#### INSTRUCTIONS FOR THE TASK:
Pull every line with "true" from the entries below.

Dataset rows for apps and sites

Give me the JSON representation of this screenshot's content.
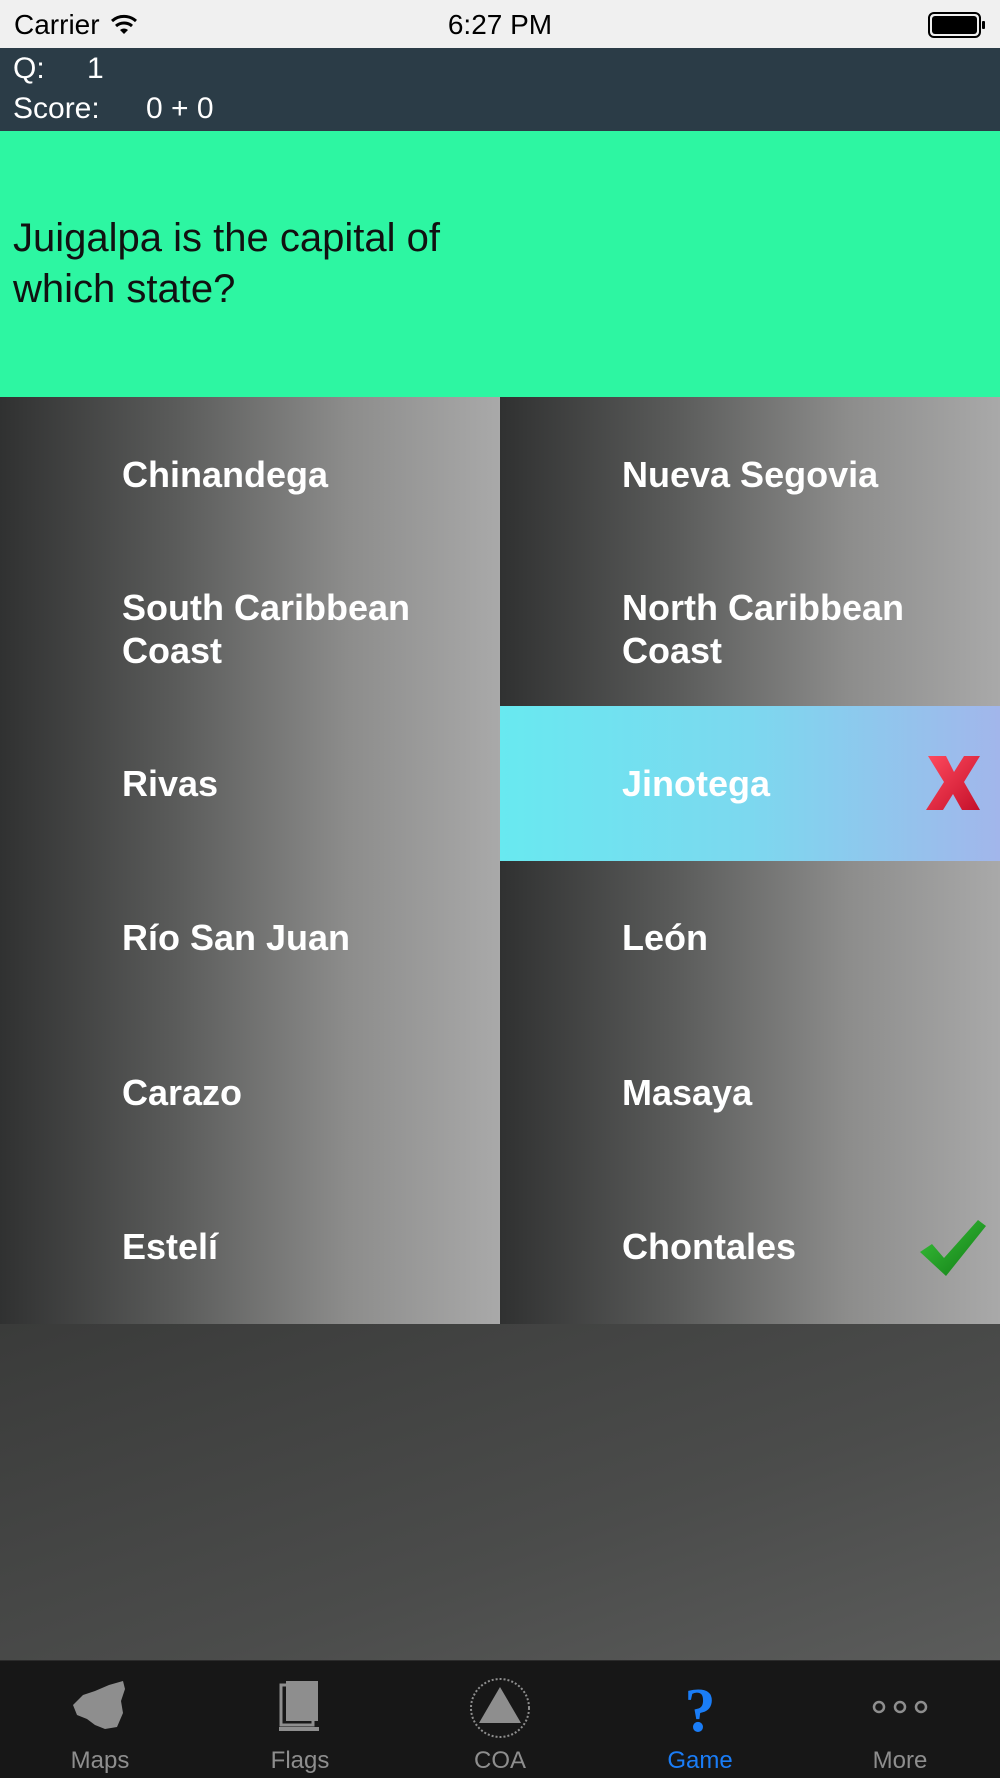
{
  "status_bar": {
    "carrier": "Carrier",
    "time": "6:27 PM"
  },
  "header": {
    "question_label": "Q:",
    "question_number": "1",
    "score_label": "Score:",
    "score_value": "0 + 0"
  },
  "question": {
    "text": "Juigalpa is the capital of which state?"
  },
  "answers": {
    "left": [
      {
        "label": "Chinandega"
      },
      {
        "label": "South Caribbean Coast"
      },
      {
        "label": "Rivas"
      },
      {
        "label": "Río San Juan"
      },
      {
        "label": "Carazo"
      },
      {
        "label": "Estelí"
      }
    ],
    "right": [
      {
        "label": "Nueva Segovia"
      },
      {
        "label": "North Caribbean Coast"
      },
      {
        "label": "Jinotega",
        "state": "wrong",
        "icon": "x-mark-icon"
      },
      {
        "label": "León"
      },
      {
        "label": "Masaya"
      },
      {
        "label": "Chontales",
        "state": "correct",
        "icon": "checkmark-icon"
      }
    ]
  },
  "tab_bar": {
    "tabs": [
      {
        "label": "Maps",
        "icon": "nicaragua-map-icon"
      },
      {
        "label": "Flags",
        "icon": "flags-icon"
      },
      {
        "label": "COA",
        "icon": "coat-of-arms-icon"
      },
      {
        "label": "Game",
        "icon": "question-mark-icon",
        "active": true
      },
      {
        "label": "More",
        "icon": "more-dots-icon"
      }
    ]
  },
  "colors": {
    "header_bg": "#2b3c47",
    "question_bg": "#2df6a2",
    "selected_answer": "#68e9f0",
    "active_tab": "#1a7df7",
    "wrong_mark": "#e0203a",
    "correct_mark": "#1e9a1e"
  }
}
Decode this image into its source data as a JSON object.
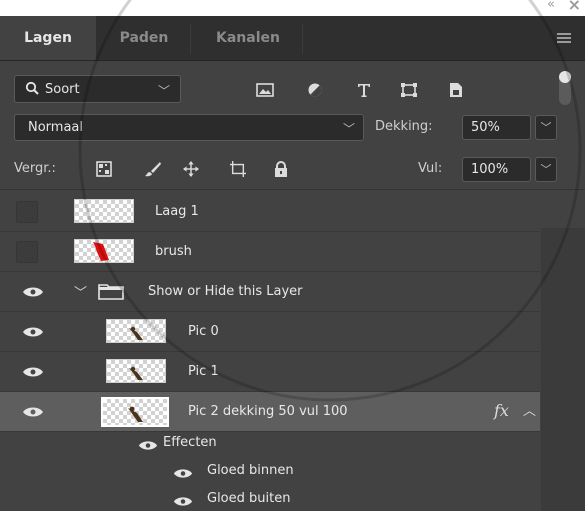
{
  "tabs": [
    {
      "label": "Lagen",
      "active": true
    },
    {
      "label": "Paden",
      "active": false
    },
    {
      "label": "Kanalen",
      "active": false
    }
  ],
  "filter": {
    "kind_label": "Soort",
    "icons": [
      "image-filter-icon",
      "adjustment-filter-icon",
      "type-filter-icon",
      "shape-filter-icon",
      "smart-object-filter-icon"
    ]
  },
  "blend": {
    "mode": "Normaal",
    "opacity_label": "Dekking:",
    "opacity_value": "50%"
  },
  "lock": {
    "label": "Vergr.:",
    "icons": [
      "lock-transparent-pixels-icon",
      "lock-image-pixels-icon",
      "lock-position-icon",
      "lock-artboard-icon",
      "lock-all-icon"
    ],
    "fill_label": "Vul:",
    "fill_value": "100%"
  },
  "layers": [
    {
      "name": "Laag 1",
      "visible": false
    },
    {
      "name": "brush",
      "visible": false
    },
    {
      "name": "Show or Hide this Layer",
      "visible": true,
      "type": "group"
    },
    {
      "name": "Pic 0",
      "visible": true
    },
    {
      "name": "Pic 1",
      "visible": true
    },
    {
      "name": "Pic 2  dekking 50 vul 100",
      "visible": true,
      "selected": true,
      "fx": "fx"
    }
  ],
  "effects": {
    "label": "Effecten",
    "items": [
      {
        "name": "Gloed binnen"
      },
      {
        "name": "Gloed buiten"
      }
    ]
  },
  "colors": {
    "panel": "#424242",
    "tabbar": "#2f2f2f",
    "selected_row": "#5e5e5e",
    "watermark": "#000000"
  }
}
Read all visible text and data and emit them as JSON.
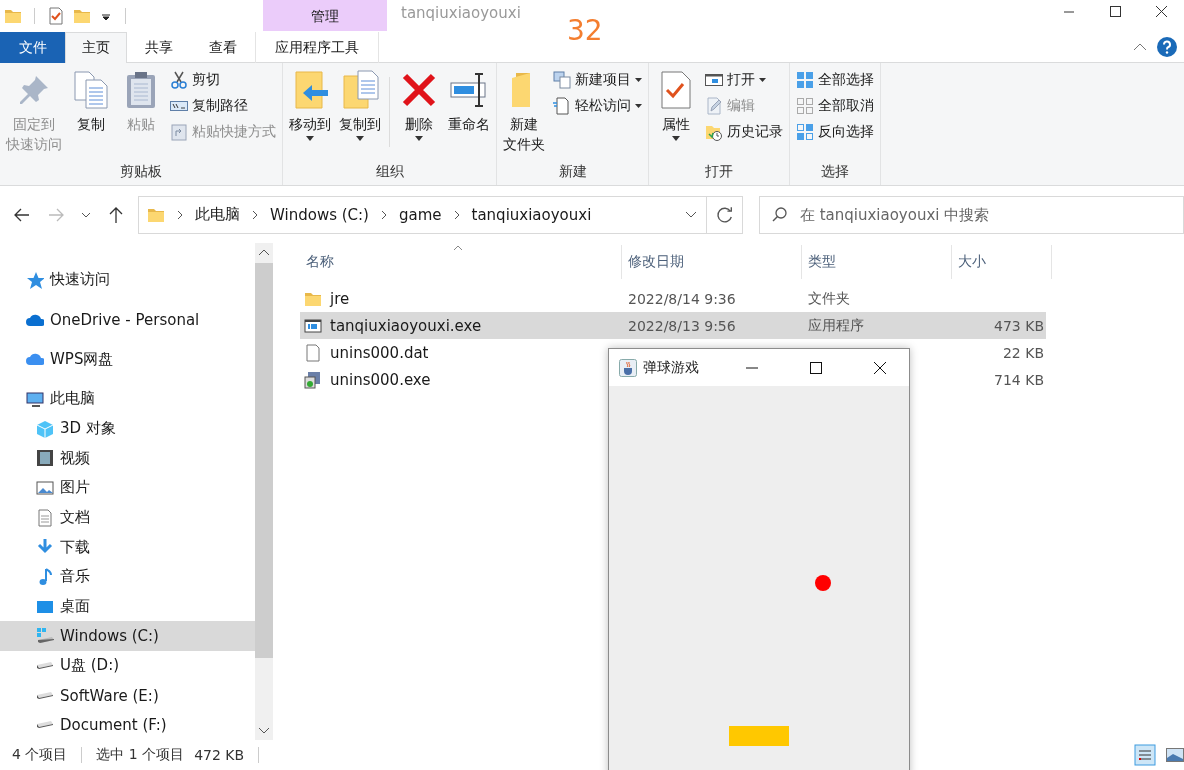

#### SOLUTION FOR THIS TASK:
        "active": true
      "active": true
      "visible": true,
      "visible": true
      "visible": true
      "visible": true,
      "selected": true,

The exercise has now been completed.